The Mayor is helping hundreds of small companies through the Pay It Forward London crowdfunding platform, through which Londoners can support their favourite local and independent businesses struggling with the challenges of Covid-19.  Through his Back to Business Fund he is match-funding £1.2 million of the £2.5 million raised overall through the schemes.     


Since the start of the pandemic, his London Business Hub’s Covid-19 Recovery Grants have provided more than £1.4m of direct grants to help almost 1,500 firms adapt their business in response to the pandemic. A further £2.3 million was allocated to his Culture at Risk Business Support Fund to help some of London's most imperilled creative and night time businesses, such as independent cinemas and music venues. 


The Mayor of London, Sadiq Khan, said: “The data I am releasing today really underlines just how devastating the drop in tourism in the capital has been - and will continue to be - for years to come. 


“It is obvious that many of London’s hospitality, retail, cultural and leisure businesses that rely heavily on tourists will be fighting for their survival for months to come, meaning many thousands of jobs are still at risk.


“I have committed to doing everything I can to support London’s economic recovery now, and in the years to come. But the stark reality is that these sectors won’t be able to sustain pre-pandemic levels of employment until tourists return in significant numbers. 


“That’s why I am urging Government to take meaningful action to prevent widespread job losses and the financial hardship this will bring for Londoners, many of whom are already struggling to make ends meet.” 


Chief Executive of UK Hospitality, Kate Nicholls, said: “Omicron came at the worst time for hospitality and tourism, just prior to the crucial festive period, the revenue from which, in normal times, sustains many businesses during the quiet months of the new year. Diminished cash reserves have had been further plundered to keep venues afloat. Omicron also knocked back consumer confidence, which was starting to firm up in the autumn, setting back recovery by months, and was compounded by the rise in the cost of living witnessed since the variant hit us. 

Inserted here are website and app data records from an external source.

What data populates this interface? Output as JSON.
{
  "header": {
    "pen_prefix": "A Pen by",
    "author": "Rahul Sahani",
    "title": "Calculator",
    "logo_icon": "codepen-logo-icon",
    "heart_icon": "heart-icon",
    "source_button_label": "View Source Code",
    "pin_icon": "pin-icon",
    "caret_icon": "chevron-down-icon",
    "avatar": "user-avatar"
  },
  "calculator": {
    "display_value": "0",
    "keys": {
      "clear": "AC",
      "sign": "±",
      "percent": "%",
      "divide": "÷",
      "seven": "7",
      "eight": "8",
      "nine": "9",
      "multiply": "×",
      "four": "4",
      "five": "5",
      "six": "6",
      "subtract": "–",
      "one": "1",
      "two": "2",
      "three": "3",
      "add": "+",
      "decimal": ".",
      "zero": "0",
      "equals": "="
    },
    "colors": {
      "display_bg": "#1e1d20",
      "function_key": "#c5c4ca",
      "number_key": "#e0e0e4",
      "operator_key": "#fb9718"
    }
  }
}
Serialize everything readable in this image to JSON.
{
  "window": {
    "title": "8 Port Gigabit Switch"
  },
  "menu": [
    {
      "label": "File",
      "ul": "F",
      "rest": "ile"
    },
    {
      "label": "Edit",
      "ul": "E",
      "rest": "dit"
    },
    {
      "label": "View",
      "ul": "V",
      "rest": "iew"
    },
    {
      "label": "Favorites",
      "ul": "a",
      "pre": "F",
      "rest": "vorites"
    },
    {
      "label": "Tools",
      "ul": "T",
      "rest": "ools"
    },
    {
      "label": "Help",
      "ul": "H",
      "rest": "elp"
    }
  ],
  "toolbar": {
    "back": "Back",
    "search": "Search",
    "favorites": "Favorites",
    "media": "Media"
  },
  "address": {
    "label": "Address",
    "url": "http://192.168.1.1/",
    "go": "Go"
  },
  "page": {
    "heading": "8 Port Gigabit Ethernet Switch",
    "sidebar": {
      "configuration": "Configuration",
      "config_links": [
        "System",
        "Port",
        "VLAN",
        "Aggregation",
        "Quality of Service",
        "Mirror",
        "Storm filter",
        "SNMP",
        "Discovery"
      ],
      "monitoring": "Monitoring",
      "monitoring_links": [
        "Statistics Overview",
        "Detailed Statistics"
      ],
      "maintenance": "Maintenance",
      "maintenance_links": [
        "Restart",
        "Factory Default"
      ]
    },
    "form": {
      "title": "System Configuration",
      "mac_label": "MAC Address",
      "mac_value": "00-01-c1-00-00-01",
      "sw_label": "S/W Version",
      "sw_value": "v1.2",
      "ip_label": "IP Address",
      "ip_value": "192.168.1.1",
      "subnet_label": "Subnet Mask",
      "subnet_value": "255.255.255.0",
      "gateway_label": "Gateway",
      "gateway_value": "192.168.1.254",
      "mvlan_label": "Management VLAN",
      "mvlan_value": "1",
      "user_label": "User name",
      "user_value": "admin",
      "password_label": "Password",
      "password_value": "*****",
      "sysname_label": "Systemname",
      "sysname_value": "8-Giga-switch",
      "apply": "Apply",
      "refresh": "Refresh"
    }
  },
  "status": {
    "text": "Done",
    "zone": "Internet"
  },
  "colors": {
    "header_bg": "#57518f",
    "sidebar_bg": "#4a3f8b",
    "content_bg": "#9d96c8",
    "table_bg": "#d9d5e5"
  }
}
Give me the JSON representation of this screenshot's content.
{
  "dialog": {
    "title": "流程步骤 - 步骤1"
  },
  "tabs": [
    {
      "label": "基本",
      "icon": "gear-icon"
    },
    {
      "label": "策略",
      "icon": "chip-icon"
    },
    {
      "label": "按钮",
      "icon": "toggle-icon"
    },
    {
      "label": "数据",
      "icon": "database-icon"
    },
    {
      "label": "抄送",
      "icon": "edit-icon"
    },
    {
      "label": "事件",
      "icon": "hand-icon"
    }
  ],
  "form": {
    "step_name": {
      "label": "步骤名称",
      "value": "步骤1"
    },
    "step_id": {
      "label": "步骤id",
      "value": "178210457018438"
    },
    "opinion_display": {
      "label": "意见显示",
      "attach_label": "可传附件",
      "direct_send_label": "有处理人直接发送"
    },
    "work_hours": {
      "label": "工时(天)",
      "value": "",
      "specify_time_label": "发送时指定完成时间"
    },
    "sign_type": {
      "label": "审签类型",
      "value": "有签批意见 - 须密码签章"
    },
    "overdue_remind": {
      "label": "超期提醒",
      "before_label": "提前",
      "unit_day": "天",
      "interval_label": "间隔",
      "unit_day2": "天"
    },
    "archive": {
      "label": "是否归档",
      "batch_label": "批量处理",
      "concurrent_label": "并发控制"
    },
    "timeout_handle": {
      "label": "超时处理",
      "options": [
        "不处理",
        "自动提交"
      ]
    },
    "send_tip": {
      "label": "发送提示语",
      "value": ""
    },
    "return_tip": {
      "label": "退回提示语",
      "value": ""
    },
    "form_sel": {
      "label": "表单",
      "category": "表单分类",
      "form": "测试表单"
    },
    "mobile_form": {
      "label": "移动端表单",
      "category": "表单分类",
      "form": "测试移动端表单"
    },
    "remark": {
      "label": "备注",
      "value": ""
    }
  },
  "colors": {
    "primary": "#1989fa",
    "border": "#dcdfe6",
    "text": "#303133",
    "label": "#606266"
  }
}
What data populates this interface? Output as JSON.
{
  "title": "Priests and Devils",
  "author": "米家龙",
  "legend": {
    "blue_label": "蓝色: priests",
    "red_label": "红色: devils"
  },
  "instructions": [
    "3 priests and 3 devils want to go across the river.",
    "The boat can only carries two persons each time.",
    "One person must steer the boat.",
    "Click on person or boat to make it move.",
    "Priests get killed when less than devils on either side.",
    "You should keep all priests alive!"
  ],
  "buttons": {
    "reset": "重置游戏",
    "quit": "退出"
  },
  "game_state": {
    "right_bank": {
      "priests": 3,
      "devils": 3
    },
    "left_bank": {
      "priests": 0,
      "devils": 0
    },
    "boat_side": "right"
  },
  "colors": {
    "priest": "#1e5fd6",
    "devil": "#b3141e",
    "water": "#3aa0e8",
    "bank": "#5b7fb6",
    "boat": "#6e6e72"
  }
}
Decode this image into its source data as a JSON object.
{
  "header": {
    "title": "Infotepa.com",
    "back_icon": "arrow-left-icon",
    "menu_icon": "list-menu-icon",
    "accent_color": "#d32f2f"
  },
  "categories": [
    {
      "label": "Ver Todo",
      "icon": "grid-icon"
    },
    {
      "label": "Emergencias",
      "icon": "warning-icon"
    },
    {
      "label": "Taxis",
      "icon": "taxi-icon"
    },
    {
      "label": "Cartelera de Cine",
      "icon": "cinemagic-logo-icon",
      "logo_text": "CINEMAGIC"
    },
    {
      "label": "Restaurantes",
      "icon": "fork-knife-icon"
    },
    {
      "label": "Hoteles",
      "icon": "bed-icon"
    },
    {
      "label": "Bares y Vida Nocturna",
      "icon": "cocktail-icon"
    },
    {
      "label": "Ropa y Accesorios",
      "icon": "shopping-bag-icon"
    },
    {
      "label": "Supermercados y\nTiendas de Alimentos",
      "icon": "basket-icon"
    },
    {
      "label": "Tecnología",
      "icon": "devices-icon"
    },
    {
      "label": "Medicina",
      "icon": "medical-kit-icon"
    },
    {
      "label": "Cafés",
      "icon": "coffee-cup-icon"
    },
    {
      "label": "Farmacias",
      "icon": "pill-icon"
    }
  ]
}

“London’s recovery will drive national recovery, so it’s vital to get domestic and tourist footfall up. However, that won’t happen immediately, so we need the Government to act, to secure the futures of businesses that will drive recovery in the capital and nationally. A retention of the 12.5% VAT rate would help to keep consumer prices low, rather than risk an additional inflationary pressure in April. Furthermore, business rates are higher in London than anywhere else, so an extension of rates relief would also go a long way to boosting the capital’s hospitality and tourism.”


Chief Executive at New West End Company, Jace Tyrrell, said: “To relieve central London businesses of the burden of extortionate costs as they recover from the ongoing impacts of the pandemic, Government must provide more inclusive business rates relief and ensure that all business taxes are fitting with the current economy. One in eight Londoners rely on the West End economy for employment.”


“We also urge Government to focus on ensuring that London, particularly our two key International Centres, are in the best position to turbo charge back our multi-billion pound tourism economy. Enhancing the Visa scheme and extending Sunday Trading hours in the International Centres, will ensure we remain globally competitive. Without such measures we cannot fairly compete against our European counterparts, and already suffering businesses are put at a further disadvantage.”


Chief Executive of Night Time Industries Association, Michael Kill, said: “With the devastating losses in hospitality and night time economy businesses over the festive period, and the subsequent effects of limited cash flow being felt across the capital, our sector is in an extremely fragile state. Experts believe it will take several years for hospitality and night time economy to recover, but what is most important today is for the Government to set aside their political agenda and start to put people and businesses at the sharpest end of the pandemic, first.” Photo by Joseph Plotz, Wikimedia commons.